Where will the buck stop?
17 June 2019 | Columns
The soldier, Gerson Nakale, stood alone in the dock on Friday. And yet, this shooting did not happen in isolation. The killing forms part of a disturbing pattern of abuse associated with what must have initially been a welcome crime-prevention initiative, boldly announced by the commander-in-chief himself, President Hage Geingob. Kalahari Desert is the successor to Operation Hornkranz, which lasted well past the festive season.
Besides the criticism of the name, which stirs historical references to a bloody German attack on Hendrik Witbooi and his Nama freedom fighters, there have been consistent warnings against the military being unleashed on civilians.
As Operation Kalahari Desert got into full swing, these warnings were repeated, but no one cared to listen.
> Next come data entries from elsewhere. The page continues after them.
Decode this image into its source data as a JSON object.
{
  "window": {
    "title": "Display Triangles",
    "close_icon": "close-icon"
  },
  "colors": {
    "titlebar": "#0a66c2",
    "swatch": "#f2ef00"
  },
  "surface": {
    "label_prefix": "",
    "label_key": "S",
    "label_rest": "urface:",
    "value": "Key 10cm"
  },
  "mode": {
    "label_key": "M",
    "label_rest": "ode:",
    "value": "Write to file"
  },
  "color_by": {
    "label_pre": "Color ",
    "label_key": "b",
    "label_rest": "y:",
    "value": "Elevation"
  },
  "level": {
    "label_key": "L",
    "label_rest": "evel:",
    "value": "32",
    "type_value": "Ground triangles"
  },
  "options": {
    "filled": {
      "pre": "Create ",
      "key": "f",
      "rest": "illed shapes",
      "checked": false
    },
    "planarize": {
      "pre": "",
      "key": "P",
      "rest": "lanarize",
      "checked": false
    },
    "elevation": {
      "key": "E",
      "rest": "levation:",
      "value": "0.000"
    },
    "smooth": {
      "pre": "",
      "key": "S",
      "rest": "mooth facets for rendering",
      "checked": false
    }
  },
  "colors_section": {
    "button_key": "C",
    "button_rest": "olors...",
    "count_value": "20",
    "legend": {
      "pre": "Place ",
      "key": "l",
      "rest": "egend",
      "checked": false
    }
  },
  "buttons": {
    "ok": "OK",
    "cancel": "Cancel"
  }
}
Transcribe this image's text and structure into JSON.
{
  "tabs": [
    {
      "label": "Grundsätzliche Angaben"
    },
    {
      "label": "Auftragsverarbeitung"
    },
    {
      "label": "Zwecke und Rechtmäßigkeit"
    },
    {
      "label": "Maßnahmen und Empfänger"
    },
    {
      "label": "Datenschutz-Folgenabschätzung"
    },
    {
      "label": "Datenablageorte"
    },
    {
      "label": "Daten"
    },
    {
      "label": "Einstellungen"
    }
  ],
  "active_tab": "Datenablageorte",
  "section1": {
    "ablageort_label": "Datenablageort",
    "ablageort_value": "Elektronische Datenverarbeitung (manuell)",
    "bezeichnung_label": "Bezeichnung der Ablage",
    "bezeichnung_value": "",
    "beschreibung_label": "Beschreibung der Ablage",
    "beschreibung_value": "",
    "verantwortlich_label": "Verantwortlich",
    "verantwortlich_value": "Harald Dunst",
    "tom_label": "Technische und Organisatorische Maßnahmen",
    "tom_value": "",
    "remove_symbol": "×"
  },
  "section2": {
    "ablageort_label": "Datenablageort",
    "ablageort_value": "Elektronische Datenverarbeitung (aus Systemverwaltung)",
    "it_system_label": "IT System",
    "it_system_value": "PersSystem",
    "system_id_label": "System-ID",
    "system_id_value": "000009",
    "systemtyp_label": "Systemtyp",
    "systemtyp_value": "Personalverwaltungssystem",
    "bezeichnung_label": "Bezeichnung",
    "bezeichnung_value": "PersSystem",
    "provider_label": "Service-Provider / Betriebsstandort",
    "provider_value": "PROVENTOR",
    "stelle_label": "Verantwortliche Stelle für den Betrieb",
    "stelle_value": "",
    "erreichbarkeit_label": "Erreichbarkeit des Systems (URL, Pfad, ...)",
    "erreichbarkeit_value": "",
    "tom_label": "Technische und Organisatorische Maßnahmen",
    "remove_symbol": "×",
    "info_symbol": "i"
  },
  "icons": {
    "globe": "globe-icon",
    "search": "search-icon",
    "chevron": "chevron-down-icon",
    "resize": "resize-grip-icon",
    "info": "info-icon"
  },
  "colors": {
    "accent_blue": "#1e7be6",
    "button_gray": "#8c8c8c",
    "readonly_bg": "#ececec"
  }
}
And as stories of abuse and heavy-handedness mounted, especially perpetrated by soldiers linked to the operation, it was allowed to continue setting up roadblocks, while the harassment or ordinary Namibians in streets and bars continued.
When civilians spoke up, they were beaten and charged. When civil society warned that soldiers were not trained in restraint and community-based policing, citizens were told to cooperate, while the power of impunity coursed the veins of soldiers and cops who made people do push-ups and handed out slaps left, right and centre. Black neighbourhoods are now under siege by the very forces that were supposed to protect them and make them feel safe. It was almost inevitable that this ridiculousness would lead to tragedy.
This happened last week when a taxi driver, an unarmed Zimbabwean national who had allegedly overstayed in Namibia, made a U-turn at a roadblock and was shot like a fleeing dog at an Operation Kalahari Desert roadblock. Namibia is currently the SADC chair. And as the furore escalates, the question remains: Where will the buck stop?